The British Film Institute has announced that it will no longer fund films that feature villains with facial scars, reported The Telegraph. The decision was announced as part of #IAmNotYourVillain, a campaign launched by a charity called Changing Faces to remove the stigma around disfigurement, the publication added.

“Film is a catalyst for change and that is why we are committing to not having negative representations depicted through scars or facial difference in the films we fund,” Ben Roberts, the BFI’s deputy CEO, said.

The BFI’s diversity standards value “meaningful representations on screen” and this campaign ties in with that principle, he added.
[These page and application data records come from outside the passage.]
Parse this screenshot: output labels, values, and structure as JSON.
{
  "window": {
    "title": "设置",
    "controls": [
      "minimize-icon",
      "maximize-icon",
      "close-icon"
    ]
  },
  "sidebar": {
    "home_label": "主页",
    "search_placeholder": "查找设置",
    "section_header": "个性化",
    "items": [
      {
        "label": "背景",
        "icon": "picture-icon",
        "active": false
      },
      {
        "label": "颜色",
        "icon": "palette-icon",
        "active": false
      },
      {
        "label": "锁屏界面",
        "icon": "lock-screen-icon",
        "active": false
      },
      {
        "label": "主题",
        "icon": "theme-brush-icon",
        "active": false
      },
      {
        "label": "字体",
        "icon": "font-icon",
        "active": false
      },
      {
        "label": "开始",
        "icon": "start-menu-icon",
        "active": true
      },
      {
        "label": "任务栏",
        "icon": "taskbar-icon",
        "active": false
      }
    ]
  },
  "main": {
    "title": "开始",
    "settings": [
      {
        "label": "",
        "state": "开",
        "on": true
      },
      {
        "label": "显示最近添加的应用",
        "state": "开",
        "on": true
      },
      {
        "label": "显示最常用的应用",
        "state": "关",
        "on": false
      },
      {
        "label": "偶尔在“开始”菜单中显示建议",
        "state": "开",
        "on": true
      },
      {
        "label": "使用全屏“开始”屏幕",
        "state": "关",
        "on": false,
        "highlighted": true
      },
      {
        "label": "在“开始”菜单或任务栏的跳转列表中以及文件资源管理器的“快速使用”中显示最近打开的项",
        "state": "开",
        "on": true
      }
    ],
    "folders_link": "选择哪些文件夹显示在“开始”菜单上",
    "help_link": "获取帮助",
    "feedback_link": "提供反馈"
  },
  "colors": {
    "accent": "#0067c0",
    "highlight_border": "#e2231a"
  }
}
“The film industry has such power to influence the public with its representation of diversity, and yet films use scars and looking different as a shorthand for villainy far too often,” Becky Hewitt, the chief executive of Changing Faces, told The Telegraph. Hewitt added that the influence of such films on children is “particularly worrying”.

The BFI had recently funded Dirty God, a film about a woman in South London rebuilding her life after an acid attack. The film stars a burns survivor in the lead role.